Screenshot 2016-06-03 16.11.51So, you’re looking for a home loan. Fantastic! The only trouble is, the term ‘home loan’ can refer to a number of different products- fixed, variable, construction, and so on. It’s great that we have ample choice when it comes to our mortgage, but what exactly is the difference?!

To help you understand, we have provided an A-Z listing of the most common loan types, along with a brief explanation of each!


This option is only available to those who are building or renovating. A construction loan allows you to break the loan amount into ‘progress draws’. For example, if your first invoice is $30,000, your lender will allow you to draw out this amount, and leave the remainder untouched. This means you are only paying interest on the amount you need at each stage, which will save you a lot of cash over time. After construction is complete, your loan will likely be converted to one of the below options.

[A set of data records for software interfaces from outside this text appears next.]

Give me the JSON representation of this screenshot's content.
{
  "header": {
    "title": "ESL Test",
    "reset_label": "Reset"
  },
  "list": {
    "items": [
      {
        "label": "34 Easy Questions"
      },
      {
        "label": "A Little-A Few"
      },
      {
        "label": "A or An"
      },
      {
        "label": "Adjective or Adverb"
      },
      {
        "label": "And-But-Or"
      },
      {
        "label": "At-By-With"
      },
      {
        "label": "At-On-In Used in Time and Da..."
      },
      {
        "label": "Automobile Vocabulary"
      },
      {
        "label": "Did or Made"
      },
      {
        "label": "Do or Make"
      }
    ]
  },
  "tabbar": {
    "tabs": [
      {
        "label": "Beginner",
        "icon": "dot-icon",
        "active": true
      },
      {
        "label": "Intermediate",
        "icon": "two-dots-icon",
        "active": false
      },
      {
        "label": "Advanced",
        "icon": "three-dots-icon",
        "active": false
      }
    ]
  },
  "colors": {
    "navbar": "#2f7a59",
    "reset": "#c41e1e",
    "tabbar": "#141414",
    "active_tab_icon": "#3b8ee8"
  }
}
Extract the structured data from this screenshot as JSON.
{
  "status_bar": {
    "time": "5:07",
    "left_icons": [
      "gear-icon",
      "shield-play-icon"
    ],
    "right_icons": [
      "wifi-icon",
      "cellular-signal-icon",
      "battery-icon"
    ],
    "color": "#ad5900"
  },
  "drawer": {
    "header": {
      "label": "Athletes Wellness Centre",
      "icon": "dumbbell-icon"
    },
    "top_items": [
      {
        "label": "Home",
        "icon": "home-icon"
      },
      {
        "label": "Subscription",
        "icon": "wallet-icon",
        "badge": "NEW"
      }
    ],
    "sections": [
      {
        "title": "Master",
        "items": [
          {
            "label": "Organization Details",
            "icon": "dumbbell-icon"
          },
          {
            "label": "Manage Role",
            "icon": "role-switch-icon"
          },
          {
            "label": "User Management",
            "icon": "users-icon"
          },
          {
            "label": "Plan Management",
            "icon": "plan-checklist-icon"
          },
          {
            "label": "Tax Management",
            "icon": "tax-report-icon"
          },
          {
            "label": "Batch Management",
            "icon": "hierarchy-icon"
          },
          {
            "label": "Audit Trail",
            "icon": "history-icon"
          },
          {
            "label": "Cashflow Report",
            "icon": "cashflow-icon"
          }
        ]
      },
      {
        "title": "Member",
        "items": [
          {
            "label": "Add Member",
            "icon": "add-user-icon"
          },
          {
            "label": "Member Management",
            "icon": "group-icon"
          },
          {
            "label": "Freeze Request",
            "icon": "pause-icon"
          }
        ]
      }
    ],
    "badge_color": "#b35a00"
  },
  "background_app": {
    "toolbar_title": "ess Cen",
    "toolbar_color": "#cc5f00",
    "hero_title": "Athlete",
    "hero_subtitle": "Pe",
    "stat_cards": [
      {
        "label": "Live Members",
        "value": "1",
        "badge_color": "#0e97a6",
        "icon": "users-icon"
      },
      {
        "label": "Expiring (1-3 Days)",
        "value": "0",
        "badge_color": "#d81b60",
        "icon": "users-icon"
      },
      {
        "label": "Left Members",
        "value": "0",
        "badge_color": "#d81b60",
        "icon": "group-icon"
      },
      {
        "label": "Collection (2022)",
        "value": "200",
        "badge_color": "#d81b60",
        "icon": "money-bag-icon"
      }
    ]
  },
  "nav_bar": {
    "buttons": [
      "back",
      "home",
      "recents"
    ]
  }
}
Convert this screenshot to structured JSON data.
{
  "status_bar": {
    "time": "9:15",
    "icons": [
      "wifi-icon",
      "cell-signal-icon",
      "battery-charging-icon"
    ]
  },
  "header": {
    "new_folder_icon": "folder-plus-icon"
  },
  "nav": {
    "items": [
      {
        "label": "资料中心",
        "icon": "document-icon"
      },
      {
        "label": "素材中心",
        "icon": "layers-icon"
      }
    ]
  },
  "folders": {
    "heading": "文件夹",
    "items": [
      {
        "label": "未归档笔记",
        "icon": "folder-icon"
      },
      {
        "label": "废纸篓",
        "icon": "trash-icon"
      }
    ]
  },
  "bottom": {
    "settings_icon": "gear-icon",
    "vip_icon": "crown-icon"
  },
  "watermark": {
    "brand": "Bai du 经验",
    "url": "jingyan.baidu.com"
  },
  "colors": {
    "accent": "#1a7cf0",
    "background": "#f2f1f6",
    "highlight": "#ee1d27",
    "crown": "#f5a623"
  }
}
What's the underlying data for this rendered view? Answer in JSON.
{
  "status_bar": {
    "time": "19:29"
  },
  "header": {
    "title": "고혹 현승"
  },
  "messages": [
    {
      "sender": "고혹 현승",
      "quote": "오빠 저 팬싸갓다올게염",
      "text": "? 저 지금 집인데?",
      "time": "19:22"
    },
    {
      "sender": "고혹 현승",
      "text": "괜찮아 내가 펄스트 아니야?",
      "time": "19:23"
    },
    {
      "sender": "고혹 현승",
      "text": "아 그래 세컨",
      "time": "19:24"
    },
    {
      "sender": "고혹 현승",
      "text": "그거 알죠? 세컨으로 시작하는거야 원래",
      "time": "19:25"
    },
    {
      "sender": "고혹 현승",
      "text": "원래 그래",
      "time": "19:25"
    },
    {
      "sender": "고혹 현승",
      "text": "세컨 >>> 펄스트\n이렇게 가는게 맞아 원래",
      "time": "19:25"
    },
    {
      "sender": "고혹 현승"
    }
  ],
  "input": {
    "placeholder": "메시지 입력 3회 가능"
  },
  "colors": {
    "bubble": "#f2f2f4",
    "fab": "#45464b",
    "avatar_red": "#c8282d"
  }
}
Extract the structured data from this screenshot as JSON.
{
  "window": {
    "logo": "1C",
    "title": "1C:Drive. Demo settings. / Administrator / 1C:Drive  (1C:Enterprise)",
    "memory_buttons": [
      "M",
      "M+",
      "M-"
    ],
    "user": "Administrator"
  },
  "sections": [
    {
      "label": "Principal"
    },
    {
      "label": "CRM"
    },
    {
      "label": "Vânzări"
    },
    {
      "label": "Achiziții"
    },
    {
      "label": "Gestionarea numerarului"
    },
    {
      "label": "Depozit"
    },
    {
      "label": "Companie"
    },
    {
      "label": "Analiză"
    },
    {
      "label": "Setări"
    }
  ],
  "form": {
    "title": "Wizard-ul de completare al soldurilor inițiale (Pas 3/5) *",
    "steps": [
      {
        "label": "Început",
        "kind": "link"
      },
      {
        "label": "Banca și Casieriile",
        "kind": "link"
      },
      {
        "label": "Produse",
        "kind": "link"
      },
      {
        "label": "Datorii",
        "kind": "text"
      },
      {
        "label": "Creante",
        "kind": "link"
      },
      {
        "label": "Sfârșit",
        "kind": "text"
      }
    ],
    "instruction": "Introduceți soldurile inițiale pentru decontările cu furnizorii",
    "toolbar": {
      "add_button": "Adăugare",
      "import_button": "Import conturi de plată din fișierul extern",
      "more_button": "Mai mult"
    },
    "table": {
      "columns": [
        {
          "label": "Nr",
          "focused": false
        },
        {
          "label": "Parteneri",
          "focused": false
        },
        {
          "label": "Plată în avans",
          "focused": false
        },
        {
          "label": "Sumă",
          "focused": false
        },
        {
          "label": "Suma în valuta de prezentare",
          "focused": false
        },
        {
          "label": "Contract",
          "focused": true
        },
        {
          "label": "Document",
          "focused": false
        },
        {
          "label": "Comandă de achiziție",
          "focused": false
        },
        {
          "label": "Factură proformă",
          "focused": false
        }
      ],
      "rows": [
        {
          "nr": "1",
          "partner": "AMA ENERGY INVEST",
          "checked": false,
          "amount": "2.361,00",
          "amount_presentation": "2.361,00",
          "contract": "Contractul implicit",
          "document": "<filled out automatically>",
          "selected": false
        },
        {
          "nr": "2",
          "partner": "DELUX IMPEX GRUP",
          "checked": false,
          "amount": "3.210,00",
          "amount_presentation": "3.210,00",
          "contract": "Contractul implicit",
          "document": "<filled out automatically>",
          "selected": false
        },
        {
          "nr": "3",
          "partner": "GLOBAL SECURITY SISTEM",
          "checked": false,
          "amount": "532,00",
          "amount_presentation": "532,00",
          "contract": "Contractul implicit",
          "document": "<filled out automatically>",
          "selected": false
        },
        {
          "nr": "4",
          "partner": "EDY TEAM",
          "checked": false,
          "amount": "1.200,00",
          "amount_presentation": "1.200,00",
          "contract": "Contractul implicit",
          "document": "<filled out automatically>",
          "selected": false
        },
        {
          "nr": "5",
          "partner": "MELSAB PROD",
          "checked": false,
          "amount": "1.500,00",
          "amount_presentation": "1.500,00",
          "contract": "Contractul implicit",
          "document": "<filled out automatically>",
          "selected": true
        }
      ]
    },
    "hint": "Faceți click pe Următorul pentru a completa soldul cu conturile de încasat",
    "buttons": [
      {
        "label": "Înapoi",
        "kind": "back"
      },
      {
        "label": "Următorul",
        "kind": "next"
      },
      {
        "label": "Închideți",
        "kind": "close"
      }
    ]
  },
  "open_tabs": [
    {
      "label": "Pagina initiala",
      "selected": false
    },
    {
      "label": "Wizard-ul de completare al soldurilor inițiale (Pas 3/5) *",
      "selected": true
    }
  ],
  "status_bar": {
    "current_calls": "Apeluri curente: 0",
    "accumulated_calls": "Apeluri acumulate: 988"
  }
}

Arguably the most common loan type, a fixed loan means your repayments are locked in at a pre-determined interest rate for an agreed term. You do not need to worry about interest rate fluctuations, so your repayments are literally a case of ‘set and forget’- perfect for those who like to stick to a budget. On the flipside, if you have fixed your loan and interest rates decrease, you could end up paying more than you have to. You also have less flexibility with a fixed loan, as you would likely be hit with break costs were your circumstances to change before the fixed term finishes.

Introductory Rate

Aimed at first home buyers, an introductory loan offers ‘bargain’ interest rates for a short period of time. This can be a great way to soften the blow when you are taking on your first mortgage, as it will ease you into the financial commitment. But be warned- caution must be taken with these types of loans; after the honeymoon period, lenders may increase the rate beyond the norm. It is important to find out what the revert rate will be, before locking yourself into this seemingly attractive option.

Line of Credit

A line of credit, often referred to as a home equity loan, is a flexible transactional mortgage than you can draw down on and then pay back with interest. This loan is obtained by unlocking the equity in your existing home loan.


Generally aimed at the self-employed who may have difficulty gathering the necessary documentation for approval, Low-Doc loans do not require traditional proof of income. Instead you would sign a declaration to confirm you can afford the loan, known as ‘self-certification’.


A split loan allows you to utilise the benefits of both a fixed loan, and a variable loan (see below). You lock a portion of your money in at a set interest rate, and allow the remainder to fluctuate with the market. This is like balancing out the potential risks, as each loan negates the detriments of the other.


The other most common loan type, a variable loan means your repayments go up and down as the market interest rate changes. This option can be great as you can take advantage of the low interest rates, and you also have the ability to pay your loan down as quickly as you like- generally without additional costs. The downside of a variable loan is that it is hard to predict what your repayments are going to be, thus making it extremely difficult to budget. You may also experience lenders hiking their interest rates outside of RBA rises, which is a common and sanctioned practise within the banking industry.


So there you have it, the most common loan types explained. Bear in mind, lenders can occasionally throw some curveballs in the mix. They may advertise a product that seems like one of the above, but is actually a complete mishmash with unexpected break costs and the like. Always be sure to read the fine print- or better yet- ask your Go Mortgage Broker to do it for you!